TASK ITEM:
Please reproduce all the records exactly while leaving out their pictures.

DATA SHOWN:
**********
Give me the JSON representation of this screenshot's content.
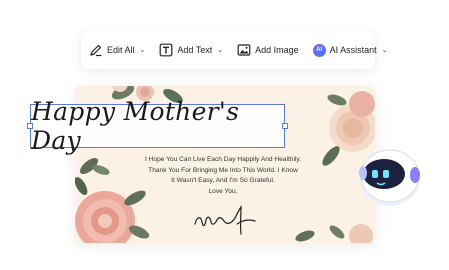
{
  "toolbar": {
    "edit_all": "Edit All",
    "add_text": "Add Text",
    "add_image": "Add Image",
    "ai_assistant": "AI Assistant",
    "ai_badge": "AI"
  },
  "card": {
    "title": "Happy Mother's Day",
    "message": [
      "I Hope You Can Live Each Day Happily And Healthily.",
      "Thank You For Bringing Me Into This World. I Know",
      "It Wasn't Easy, And I'm So Grateful.",
      "Love You."
    ]
  },
  "colors": {
    "card_bg": "#fbf1e4",
    "selection": "#5b7bd6",
    "ai_gradient_start": "#7a5cff",
    "ai_gradient_end": "#3f7bff"
  },
  "icons": [
    "edit-icon",
    "text-icon",
    "image-icon",
    "ai-assistant-icon",
    "chevron-down-icon",
    "robot-mascot"
  ]
}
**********
SOLVED PROBLEM:
Give me the JSON representation of this screenshot's content.
{
  "toolbar": {
    "edit_all": "Edit All",
    "add_text": "Add Text",
    "add_image": "Add Image",
    "ai_assistant": "AI Assistant",
    "ai_badge": "AI"
  },
  "card": {
    "title": "Happy Mother's Day",
    "message": [
      "I Hope You Can Live Each Day Happily And Healthily.",
      "Thank You For Bringing Me Into This World. I Know",
      "It Wasn't Easy, And I'm So Grateful.",
      "Love You."
    ]
  },
  "colors": {
    "card_bg": "#fbf1e4",
    "selection": "#5b7bd6",
    "ai_gradient_start": "#7a5cff",
    "ai_gradient_end": "#3f7bff"
  },
  "icons": [
    "edit-icon",
    "text-icon",
    "image-icon",
    "ai-assistant-icon",
    "chevron-down-icon",
    "robot-mascot"
  ]
}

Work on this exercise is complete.